## WORK REQUEST
Go through the entries below and copy each line that holds the word "XCVR".
++++++++
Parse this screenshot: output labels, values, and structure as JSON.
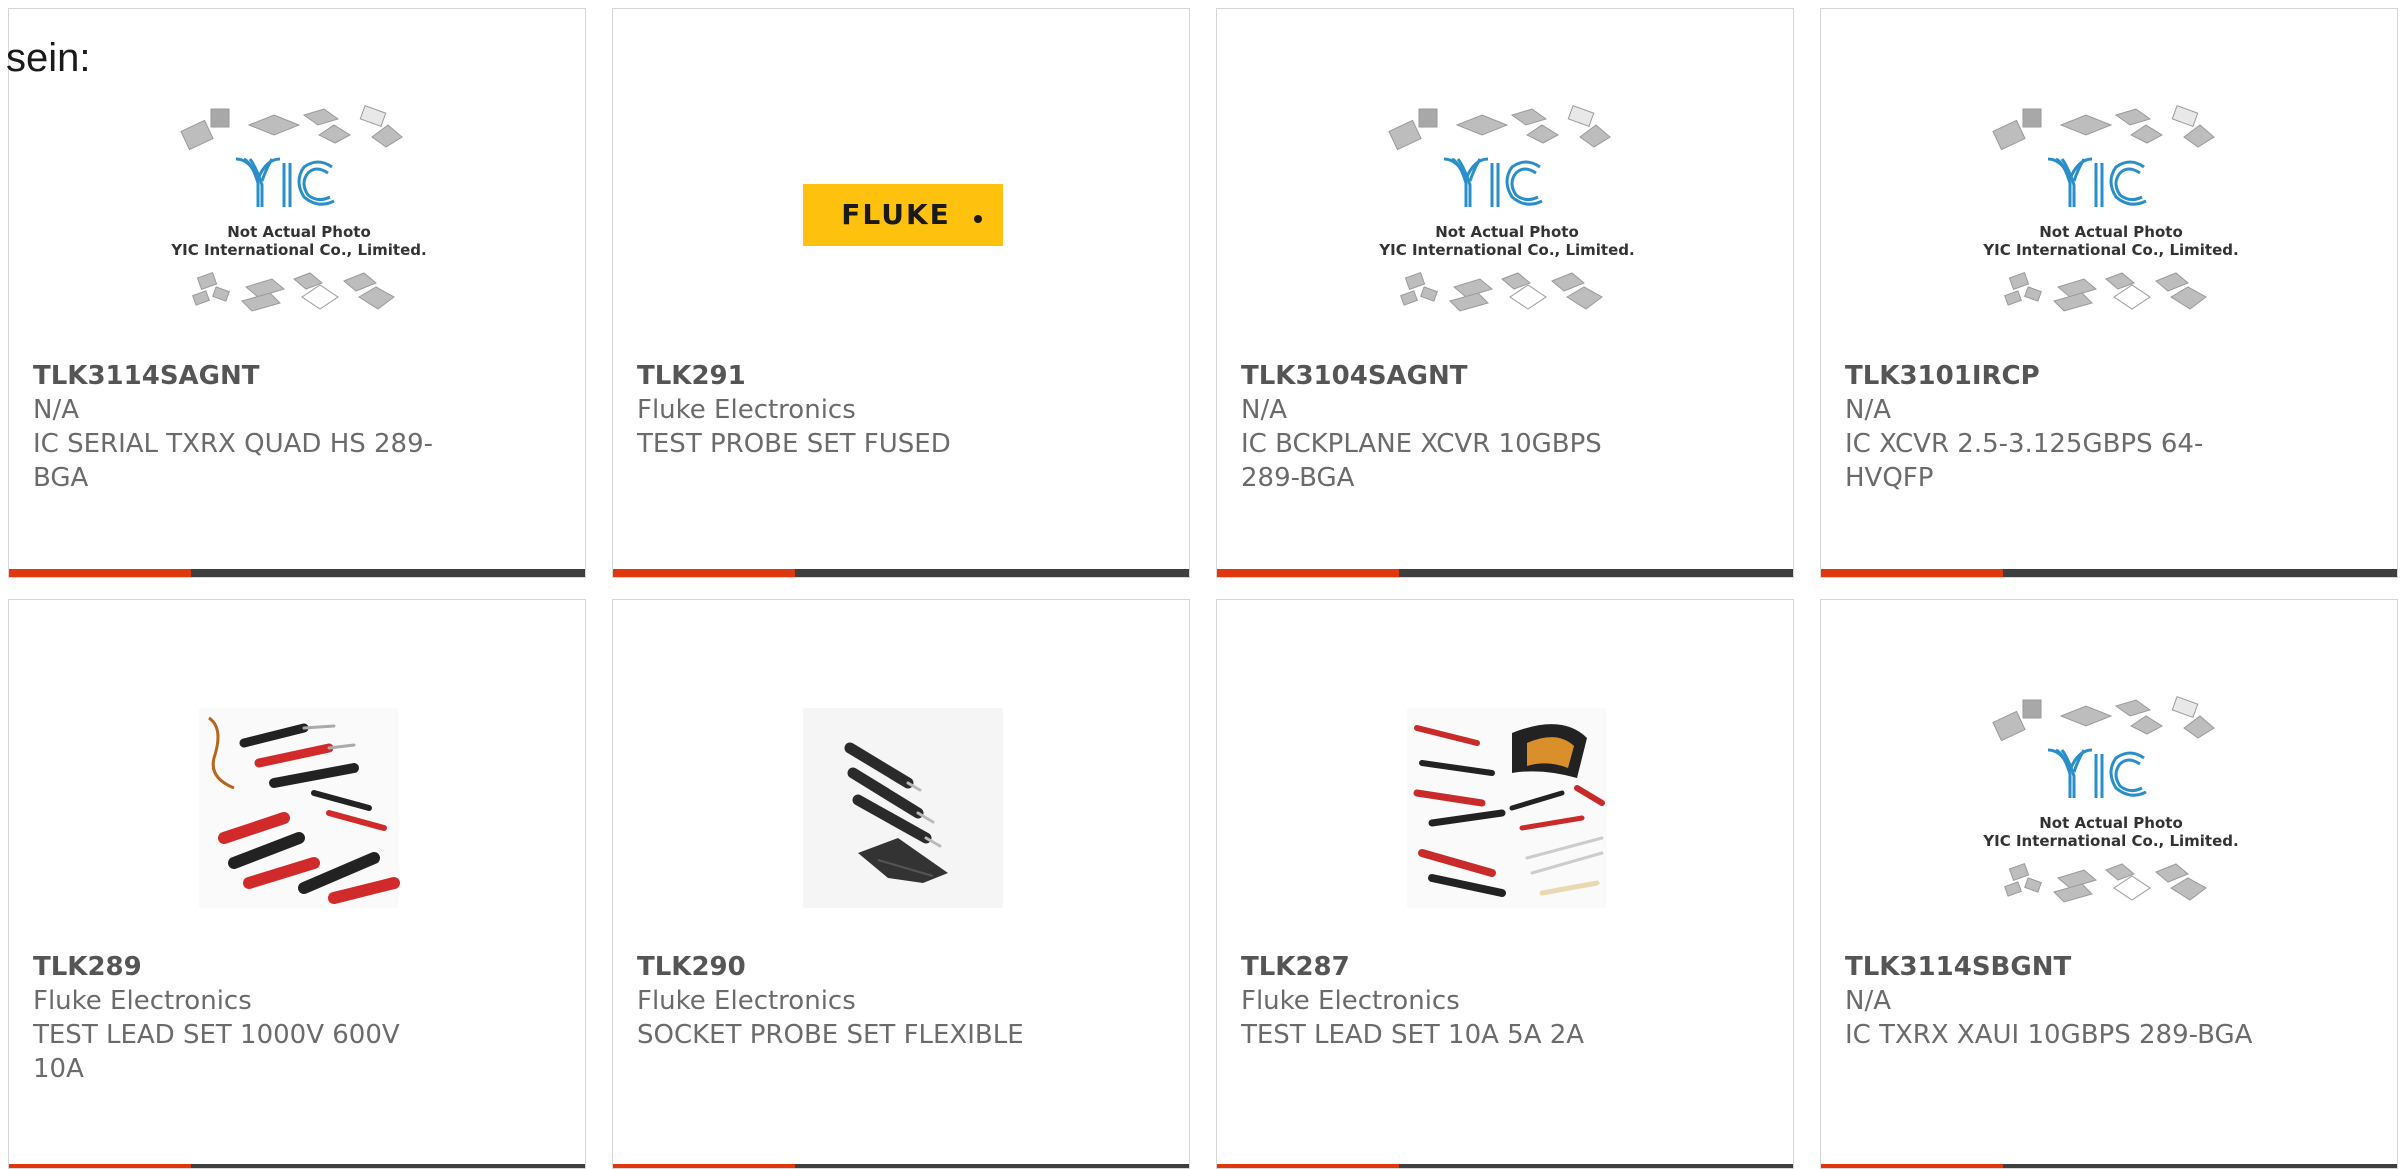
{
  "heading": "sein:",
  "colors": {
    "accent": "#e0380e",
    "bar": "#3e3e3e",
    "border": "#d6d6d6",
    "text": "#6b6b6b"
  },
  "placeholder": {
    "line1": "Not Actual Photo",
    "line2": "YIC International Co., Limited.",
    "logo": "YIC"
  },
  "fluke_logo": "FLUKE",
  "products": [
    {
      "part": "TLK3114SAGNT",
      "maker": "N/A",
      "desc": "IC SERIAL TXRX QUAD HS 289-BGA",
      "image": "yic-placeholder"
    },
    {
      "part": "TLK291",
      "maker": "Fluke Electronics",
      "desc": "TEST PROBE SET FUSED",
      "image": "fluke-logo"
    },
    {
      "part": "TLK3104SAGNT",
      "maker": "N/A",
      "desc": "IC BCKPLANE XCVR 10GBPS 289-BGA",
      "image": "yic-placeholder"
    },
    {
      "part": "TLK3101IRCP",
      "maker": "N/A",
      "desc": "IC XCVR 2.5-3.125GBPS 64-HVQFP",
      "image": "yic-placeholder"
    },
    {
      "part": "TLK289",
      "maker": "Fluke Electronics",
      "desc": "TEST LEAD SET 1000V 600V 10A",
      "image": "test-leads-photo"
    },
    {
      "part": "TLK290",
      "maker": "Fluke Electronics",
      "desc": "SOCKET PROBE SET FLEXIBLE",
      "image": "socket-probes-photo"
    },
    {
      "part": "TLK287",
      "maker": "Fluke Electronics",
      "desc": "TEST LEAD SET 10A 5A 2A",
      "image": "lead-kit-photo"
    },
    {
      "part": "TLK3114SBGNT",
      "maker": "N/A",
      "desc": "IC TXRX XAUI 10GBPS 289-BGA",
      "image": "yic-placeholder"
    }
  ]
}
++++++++
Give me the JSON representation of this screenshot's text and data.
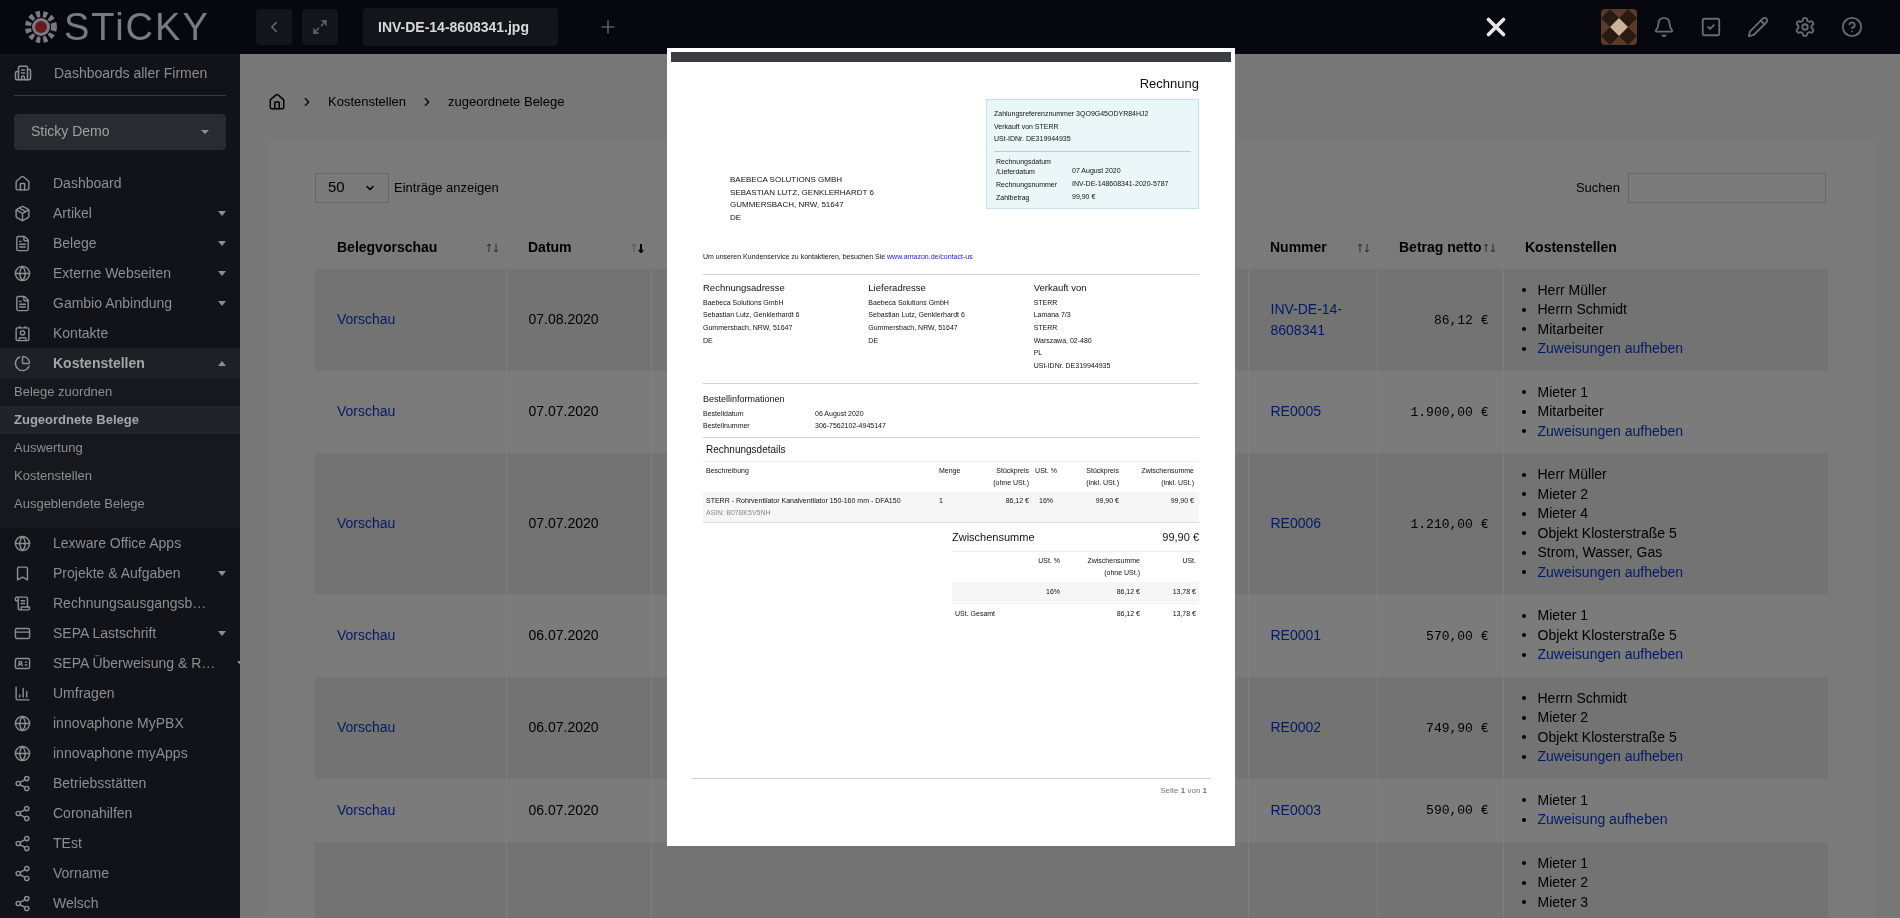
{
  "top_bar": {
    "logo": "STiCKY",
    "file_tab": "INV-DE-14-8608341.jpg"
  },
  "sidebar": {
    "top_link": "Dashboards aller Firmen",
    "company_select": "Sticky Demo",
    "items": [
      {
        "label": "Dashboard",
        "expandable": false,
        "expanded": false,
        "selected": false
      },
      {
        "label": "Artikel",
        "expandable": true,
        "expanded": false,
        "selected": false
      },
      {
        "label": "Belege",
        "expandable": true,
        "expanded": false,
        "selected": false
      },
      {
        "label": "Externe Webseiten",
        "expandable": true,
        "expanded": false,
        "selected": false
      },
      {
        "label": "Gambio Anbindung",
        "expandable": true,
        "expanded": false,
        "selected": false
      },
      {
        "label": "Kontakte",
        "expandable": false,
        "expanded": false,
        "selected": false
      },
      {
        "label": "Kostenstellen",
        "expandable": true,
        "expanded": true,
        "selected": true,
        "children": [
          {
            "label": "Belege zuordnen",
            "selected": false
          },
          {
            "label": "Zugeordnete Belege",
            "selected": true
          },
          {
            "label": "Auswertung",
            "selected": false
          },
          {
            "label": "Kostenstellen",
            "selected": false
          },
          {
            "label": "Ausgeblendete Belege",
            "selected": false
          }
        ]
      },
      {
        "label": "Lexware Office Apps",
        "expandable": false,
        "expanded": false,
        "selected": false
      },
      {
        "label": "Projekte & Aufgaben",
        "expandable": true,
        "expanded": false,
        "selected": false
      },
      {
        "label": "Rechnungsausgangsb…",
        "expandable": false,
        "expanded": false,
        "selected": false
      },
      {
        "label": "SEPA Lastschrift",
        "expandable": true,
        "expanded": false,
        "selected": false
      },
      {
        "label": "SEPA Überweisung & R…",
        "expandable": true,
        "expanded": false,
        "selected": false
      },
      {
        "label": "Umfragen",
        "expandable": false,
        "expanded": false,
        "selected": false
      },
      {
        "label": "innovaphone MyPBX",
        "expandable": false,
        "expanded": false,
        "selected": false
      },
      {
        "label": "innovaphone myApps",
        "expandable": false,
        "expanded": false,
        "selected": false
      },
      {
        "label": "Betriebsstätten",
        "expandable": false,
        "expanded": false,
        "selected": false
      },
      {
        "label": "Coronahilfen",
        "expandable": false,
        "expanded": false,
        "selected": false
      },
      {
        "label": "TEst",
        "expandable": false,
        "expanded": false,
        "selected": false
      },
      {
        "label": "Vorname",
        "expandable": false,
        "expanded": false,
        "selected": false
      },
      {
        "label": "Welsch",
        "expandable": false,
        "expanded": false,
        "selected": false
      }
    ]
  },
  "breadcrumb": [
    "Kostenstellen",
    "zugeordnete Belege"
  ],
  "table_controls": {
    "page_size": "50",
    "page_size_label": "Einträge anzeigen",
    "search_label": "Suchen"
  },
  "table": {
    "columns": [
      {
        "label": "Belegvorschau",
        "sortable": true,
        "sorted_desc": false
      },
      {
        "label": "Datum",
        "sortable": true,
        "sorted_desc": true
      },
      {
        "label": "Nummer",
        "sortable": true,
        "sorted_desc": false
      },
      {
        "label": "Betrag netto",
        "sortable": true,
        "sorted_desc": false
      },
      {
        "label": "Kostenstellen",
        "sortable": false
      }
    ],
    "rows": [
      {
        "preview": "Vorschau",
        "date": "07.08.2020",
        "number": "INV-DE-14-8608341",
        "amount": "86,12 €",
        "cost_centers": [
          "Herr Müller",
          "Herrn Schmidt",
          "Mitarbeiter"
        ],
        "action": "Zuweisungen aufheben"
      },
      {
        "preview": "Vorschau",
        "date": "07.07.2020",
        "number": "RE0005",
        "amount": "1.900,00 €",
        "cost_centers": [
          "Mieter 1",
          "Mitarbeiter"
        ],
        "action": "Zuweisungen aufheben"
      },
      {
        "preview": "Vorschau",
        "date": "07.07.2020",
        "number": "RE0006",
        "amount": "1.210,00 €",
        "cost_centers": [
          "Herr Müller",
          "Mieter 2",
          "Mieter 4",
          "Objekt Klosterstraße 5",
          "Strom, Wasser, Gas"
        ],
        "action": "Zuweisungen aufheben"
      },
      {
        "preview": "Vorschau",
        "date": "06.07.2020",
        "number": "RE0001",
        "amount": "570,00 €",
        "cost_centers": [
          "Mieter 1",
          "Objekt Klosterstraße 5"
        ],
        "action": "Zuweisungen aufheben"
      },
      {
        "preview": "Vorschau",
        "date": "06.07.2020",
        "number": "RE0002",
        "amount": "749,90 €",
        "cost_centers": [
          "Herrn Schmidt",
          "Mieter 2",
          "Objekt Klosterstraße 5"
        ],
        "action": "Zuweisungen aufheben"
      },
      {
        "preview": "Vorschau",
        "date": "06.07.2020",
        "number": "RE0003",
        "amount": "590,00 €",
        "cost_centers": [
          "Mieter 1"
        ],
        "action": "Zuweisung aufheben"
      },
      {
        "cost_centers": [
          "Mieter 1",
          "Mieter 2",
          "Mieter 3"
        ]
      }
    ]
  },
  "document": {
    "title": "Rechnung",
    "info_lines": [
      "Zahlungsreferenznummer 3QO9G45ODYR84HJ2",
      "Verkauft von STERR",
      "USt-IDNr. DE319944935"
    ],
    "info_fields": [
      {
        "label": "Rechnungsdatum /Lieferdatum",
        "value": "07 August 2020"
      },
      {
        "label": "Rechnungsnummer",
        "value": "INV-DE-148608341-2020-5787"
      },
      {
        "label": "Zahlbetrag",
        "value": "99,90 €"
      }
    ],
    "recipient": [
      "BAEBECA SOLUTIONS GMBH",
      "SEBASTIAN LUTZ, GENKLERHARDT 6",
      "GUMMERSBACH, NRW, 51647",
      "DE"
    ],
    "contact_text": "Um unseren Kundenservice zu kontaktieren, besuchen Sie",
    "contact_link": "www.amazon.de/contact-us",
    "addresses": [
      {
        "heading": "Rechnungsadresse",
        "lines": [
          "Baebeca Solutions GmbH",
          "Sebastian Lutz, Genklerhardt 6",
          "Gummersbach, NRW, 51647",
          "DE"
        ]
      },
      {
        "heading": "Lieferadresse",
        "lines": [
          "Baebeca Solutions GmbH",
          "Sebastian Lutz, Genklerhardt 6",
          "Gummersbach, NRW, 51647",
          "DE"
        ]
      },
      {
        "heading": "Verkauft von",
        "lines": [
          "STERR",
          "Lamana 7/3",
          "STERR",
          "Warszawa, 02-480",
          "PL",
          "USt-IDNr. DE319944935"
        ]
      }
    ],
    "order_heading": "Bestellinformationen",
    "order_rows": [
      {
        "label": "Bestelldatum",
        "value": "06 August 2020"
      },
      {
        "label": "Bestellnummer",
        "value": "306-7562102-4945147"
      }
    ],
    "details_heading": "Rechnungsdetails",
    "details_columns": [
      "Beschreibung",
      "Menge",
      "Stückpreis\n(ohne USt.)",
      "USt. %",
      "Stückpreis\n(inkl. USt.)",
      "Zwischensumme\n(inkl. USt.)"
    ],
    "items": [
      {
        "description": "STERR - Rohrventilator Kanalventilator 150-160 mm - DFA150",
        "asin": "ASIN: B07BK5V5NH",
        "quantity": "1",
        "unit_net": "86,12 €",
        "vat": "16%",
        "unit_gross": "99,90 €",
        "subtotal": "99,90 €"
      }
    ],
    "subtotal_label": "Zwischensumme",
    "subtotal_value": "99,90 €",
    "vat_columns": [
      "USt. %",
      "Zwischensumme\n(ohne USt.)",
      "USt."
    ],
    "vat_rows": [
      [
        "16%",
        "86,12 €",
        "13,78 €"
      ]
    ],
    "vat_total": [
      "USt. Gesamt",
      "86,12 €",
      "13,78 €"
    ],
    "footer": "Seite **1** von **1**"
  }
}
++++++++
## RESPONSE TO THE EXERCISE
      "desc": "IC BCKPLANE XCVR 10GBPS 289-BGA",
      "desc": "IC XCVR 2.5-3.125GBPS 64-HVQFP",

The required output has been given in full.